I would suspect either an error in whatever is used to download it, or a truncated version has got stuck in a cache between you and the server.

As has already been pointed out, an error in the map would not have resulted in a structurally invalid PNG, so even if your pngcheck diagnostic were valid, there would be no error in the map to find and fix.

[Edited to show direct download rather than the original browser download, to show that the browser is not repairing the file.]

HTTP/1.1 200 OK
Cache-Control: max-age=1209600
Content-Type: image/png
Last-Modified: Thu, 25 May 2017 18:36:30 GMT
Accept-Ranges: bytes
ETag: “f139a1d385d5d21:0”
Server: Microsoft-IIS/7.5
X-Powered-By: ASP.NET
Date: Sat, 10 Jun 2017 16:48:00 GMT
Content-Length: 65549

[Edited to add HTTP meta data. pngcheck -x run to confirm that the file that matches these headers is good.]

What I have just noticed is that the image is 13 bytes longer than 64K. My guess is that something between the server and your pngcheck has a 64K size limit.

Your other example, at 45337, is significantly below 64K. The difference will be the amount of detail in the image, which will affect the level of compression possible. E.g. your “good” image gets 82.7% compression, whereas your “bad” image gets a mere 75%. In general you can expect the level of detail to increase with time, and the compressibility to reduce.

In this case, it is probably the topography shading that is causing the poor compression. Whilst the map itself is best represented by lossless compression, like PNG, the shading would be better handled with JPG, although that would produce DCT artefacts in the line art of the map.
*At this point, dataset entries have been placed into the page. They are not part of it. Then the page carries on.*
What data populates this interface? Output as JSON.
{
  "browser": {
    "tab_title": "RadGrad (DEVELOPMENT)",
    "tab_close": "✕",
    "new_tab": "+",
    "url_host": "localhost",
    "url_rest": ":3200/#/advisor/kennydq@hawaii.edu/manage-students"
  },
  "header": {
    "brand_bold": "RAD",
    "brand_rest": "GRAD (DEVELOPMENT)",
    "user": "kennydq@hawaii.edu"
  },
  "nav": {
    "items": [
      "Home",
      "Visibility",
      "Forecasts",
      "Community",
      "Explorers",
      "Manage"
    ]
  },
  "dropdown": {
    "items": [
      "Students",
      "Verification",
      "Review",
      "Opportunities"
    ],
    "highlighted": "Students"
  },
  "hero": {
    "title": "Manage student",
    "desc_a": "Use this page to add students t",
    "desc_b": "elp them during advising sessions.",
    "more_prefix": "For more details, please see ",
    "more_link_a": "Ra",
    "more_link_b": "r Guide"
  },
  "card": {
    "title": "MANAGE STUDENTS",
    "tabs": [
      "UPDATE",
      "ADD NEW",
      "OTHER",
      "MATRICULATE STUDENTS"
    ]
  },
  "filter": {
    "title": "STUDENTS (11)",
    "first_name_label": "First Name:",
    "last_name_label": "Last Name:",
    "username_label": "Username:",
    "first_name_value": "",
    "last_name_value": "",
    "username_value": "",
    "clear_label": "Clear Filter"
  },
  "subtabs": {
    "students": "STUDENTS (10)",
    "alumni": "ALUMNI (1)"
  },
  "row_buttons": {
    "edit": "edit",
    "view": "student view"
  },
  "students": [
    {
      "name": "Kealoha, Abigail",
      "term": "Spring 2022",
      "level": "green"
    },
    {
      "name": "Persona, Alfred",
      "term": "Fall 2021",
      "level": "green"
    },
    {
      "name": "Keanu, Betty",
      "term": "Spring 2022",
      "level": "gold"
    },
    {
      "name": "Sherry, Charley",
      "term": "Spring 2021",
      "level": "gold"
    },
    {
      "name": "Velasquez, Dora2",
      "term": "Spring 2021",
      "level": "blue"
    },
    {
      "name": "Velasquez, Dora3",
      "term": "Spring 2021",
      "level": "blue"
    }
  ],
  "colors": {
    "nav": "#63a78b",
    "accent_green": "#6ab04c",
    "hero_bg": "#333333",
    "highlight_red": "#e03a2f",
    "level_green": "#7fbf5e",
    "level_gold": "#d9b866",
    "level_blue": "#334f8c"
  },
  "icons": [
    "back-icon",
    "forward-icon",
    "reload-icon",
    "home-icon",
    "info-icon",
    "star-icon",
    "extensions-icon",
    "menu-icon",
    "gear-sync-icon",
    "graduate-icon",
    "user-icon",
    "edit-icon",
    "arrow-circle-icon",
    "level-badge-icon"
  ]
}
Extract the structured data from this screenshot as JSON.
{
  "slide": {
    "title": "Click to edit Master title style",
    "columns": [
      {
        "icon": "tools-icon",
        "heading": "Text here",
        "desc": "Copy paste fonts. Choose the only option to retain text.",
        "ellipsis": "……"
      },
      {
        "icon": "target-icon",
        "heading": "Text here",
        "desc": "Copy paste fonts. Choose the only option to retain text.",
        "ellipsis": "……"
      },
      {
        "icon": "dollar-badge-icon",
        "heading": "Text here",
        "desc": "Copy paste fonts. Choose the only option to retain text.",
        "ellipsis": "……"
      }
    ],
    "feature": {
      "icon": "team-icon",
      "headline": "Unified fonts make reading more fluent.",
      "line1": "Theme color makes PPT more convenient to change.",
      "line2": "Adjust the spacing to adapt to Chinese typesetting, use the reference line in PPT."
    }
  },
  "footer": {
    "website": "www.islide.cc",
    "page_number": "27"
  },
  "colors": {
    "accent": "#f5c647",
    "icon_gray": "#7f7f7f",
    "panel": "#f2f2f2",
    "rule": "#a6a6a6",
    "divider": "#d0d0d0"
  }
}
I don’t know if the slippy map tools being used to view it can assemble multiple tile layers, but from a technical point of view, I would suggest that the best approach would be to compose the image in the browser, from a JPG and an PNG. I don’t see implementing that as within the terms of reference of OSM, so, if possible, you would want to ask your map service provider about it. In any case, PNGs are not restricted to 64K, so it is only a performance, not a functionality, issue.


Hi all,

many thanks for all your answers!

@hadw: Your pngcheck of my invalid tile let me just try to repeat the failed download. And now it was successful! Obviously someone has fixed the problem in the meanwhile. I don’t know, what the problem was, the renderer of 4UMaps had before. Maybe that software was buggy and now is fixed, or perhaps Locus Map had a 64K size limit and now doesn’t any more (have just installed a new version).

So the check function I asked for is no longer needed. But when I get a similar problem, i will try the links, xXMapperXx and muralito posted here.



The HTTP meta data says the tile hasn’t changed since 25 May, so any apparent fix at your end since the 30th May will be the result of a web cache having had a bad copy and subsequently reloading it.